12/10/2002 12:00AM

Sexton named Churchill president


CHICAGO - Steve Sexton was named president of Churchill Downs on Tuesday, just 16 months after he moved from Lone Star Park to Arlington Park.

Sexton leaves his post as Arlington president to assume a major leadership position at Churchill, the flagship track of Churchill Downs Inc., where he will also serve as senior vice president of Churchill's Kentucky operations.

Cliff Goodrich, onetime president of Santa Anita Park, will fill Sexton's position at Arlington. Goodrich served for two years as CEO of the California Thoroughbred Horsemen's Foundation.
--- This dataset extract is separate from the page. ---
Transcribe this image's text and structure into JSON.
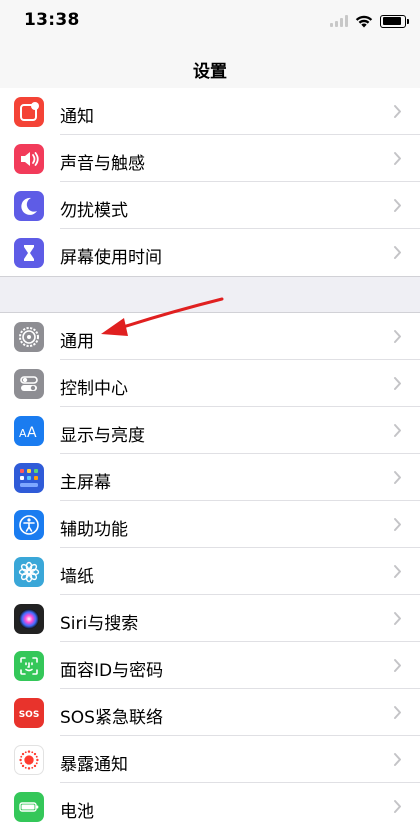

He and Sexton worked together at Santa Anita during the mid-1980's.

The search for a president at Churchill has been ongoing since the summer, when Alex Waldrop moved from that position to become senior vice-president of public affairs. Sexton emerged as a prime candidate for the vacancy early on, but during an Arlington meet that culminated in that track's first Breeders' Cup, Sexton professed to be focused more on his current job than the Churchill opening.

But Tuesday he completed a dynamic swing that saw him move from Lone Star, in a second-tier market, to the most recognizable racetrack in the country in less than two years. Sexton's tenure at Arlington generally was considered to be successful, and as Arlington chairman Dick Duchossois gave Sexton more rein this season, he displayed competence in maneuvering Arlington through the politically fraught Illinois racing landscape.

At Churchill, Sexton will take over in the middle of a $121 million renovation to the physical plant. "Churchill Downs faces many opportunities - and challenges - in the coming years," Sexton said in a statement.

Sexton will remain at Arlington to lead Goodrich through a transitional period. Arlington also faces challenges next season, chiefly because of recapture, a state-funded subsidy that has supported purse structures at Illinois racetracks since the mid-1990's. The state didn't fund recapture this year, forcing tracks to overpay purses, and a hope for a solution in 2003.